I’ve previously discussed visualizing the GPS location data from my summer travels with CartoDB, Leaflet, and Mapbox + Tilemill. I also visualized different aspects of this data set in Python, using the matplotlib plotting library. However, these spatial scatter plots used unprojected lat-long data which looked pretty distorted at European latitudes.

Today I will show how to convert this data into a projected coordinate reference system and plot it again using matplotlib. These projected maps will provide a much more accurate spatial representation of my spatial data and the geographic region. All of my code is available in this GitHub repo, particularly this notebook.

Continue reading Visualizing Summer Travels Part 6: Projecting Spatial Data with Python

Visualizing Summer Travels

projected-shapefile-gps-coordinatesThis is a series of posts about visualizing spatial data. I spent a couple of months traveling in Europe this summer and collected GPS location data throughout the trip with the OpenPaths app. I explored different web mapping technologies such as CartoDB, Leaflet, Mapbox, and Tilemill to plot my travels. I also used Python and matplotlib to run some descriptive statistics and visualize other aspects of my trip.

Here is the series of posts:

My Python code is available in this GitHub repo. I also did some more involved work under the hood to prep the data and support these visualizations. For example, in the following posts I reverse-geocoded the spatial data set and reduced its size with clustering algorithms and the Douglas-Peucker algorithm:

Continue reading Visualizing Summer Travels

Visualizing Summer Travels Part 5: Python + Matplotlib

This post is part of a series on visualizing data from my summer travels.

I’ve previously discussed visualizing the GPS location data from my summer travels with CartoDB, Leaflet, and Mapbox + Tilemill. Today I will explore visualizing this data set in Python, using the matplotlib plotting library.

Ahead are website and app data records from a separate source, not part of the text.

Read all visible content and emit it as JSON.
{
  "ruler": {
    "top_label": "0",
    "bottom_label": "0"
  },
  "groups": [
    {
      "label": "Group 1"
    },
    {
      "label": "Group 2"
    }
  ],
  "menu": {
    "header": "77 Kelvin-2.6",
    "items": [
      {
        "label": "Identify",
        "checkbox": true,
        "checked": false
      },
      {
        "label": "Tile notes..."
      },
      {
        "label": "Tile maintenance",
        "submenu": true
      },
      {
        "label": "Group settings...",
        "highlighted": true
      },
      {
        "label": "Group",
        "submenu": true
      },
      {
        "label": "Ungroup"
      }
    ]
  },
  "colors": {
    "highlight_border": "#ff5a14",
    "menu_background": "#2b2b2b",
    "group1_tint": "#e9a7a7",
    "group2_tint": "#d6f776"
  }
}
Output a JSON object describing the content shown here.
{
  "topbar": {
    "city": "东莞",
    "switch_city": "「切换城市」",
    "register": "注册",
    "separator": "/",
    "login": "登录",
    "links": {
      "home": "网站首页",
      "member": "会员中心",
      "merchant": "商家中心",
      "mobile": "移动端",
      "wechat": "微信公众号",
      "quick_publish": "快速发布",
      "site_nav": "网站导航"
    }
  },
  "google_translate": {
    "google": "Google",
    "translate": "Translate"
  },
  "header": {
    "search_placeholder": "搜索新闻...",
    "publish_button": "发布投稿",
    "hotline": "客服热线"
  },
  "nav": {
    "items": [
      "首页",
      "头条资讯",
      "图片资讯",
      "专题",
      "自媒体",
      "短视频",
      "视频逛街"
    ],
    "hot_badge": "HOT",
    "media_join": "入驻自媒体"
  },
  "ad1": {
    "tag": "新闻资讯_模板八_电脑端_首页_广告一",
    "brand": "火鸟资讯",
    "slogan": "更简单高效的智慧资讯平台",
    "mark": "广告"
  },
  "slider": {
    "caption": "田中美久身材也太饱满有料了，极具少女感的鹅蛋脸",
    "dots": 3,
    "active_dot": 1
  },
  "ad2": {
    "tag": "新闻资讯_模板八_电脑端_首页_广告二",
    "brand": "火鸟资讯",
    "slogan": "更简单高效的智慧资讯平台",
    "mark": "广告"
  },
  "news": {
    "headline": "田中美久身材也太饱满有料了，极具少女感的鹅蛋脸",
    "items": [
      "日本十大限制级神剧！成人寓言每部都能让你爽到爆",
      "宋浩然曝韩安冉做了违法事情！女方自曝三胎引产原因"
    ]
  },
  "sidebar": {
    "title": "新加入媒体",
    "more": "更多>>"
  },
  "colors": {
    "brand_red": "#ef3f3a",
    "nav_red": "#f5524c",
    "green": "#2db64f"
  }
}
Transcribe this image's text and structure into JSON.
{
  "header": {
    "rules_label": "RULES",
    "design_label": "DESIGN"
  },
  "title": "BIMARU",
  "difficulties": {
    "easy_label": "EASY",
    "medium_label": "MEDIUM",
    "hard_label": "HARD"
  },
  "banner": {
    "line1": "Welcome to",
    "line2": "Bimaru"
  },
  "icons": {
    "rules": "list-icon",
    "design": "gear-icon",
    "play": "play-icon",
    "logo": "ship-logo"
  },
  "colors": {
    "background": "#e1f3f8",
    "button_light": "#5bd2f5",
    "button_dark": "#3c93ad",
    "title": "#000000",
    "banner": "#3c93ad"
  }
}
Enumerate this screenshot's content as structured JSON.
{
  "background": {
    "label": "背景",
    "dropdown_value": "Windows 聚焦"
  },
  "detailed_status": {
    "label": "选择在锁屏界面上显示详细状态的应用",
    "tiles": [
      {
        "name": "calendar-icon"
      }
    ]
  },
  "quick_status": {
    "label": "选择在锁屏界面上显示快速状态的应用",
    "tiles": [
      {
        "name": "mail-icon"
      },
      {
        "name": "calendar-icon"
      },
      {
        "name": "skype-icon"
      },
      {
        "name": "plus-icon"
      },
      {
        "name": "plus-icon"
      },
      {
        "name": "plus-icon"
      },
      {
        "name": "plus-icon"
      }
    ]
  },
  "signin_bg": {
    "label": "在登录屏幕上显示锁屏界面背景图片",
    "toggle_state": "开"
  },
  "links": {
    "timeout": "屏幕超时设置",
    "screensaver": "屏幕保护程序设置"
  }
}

All of my code is available in this GitHub repo, particularly this notebook.

Continue reading Visualizing Summer Travels Part 5: Python + Matplotlib